## WORK TO COMPLETE
In the data below, how many lines contain the string "Your"? Reply with the number only.

(PROVIDED ENTRIES)

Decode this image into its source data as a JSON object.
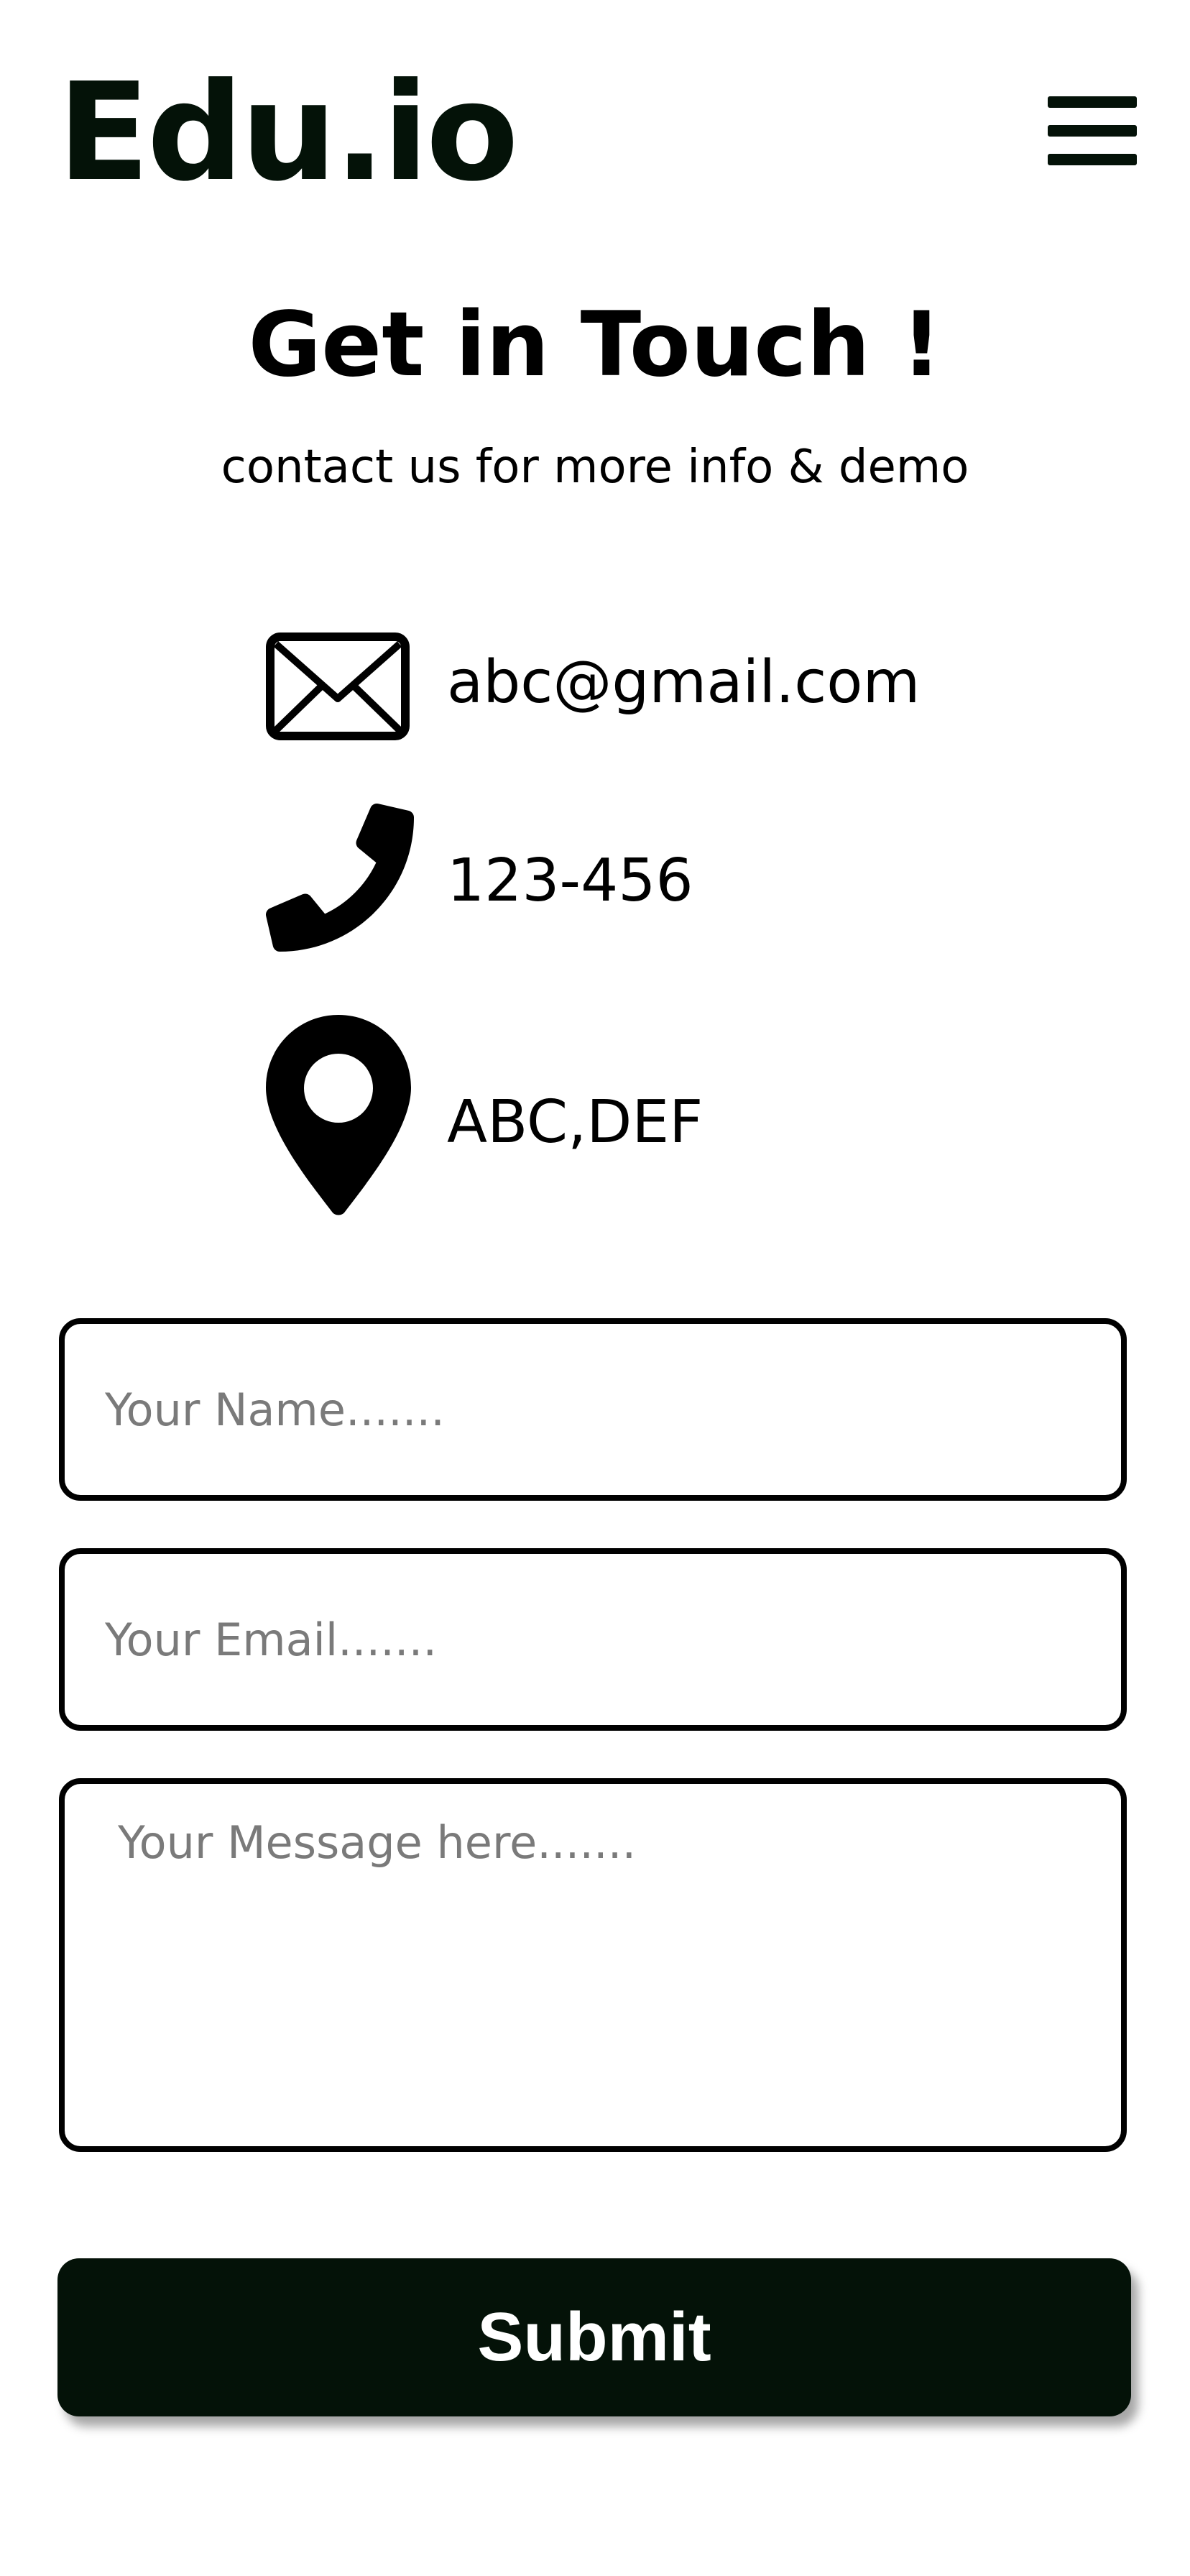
{
  "header": {
    "logo": "Edu.io",
    "menu_icon": "hamburger-menu-icon"
  },
  "hero": {
    "title": "Get in Touch !",
    "subtitle": "contact us for more info & demo"
  },
  "contact": {
    "email": {
      "icon": "envelope-icon",
      "text": "abc@gmail.com"
    },
    "phone": {
      "icon": "phone-icon",
      "text": "123-456"
    },
    "address": {
      "icon": "map-pin-icon",
      "text": "ABC,DEF"
    }
  },
  "form": {
    "name_placeholder": "Your Name.......",
    "email_placeholder": "Your Email.......",
    "message_placeholder": "Your Message here.......",
    "submit_label": "Submit"
  },
  "colors": {
    "brand_dark": "#041208",
    "text": "#000000",
    "placeholder": "#7a7a7a",
    "background": "#ffffff"
  }
}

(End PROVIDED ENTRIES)

## TASK OUTPUT
3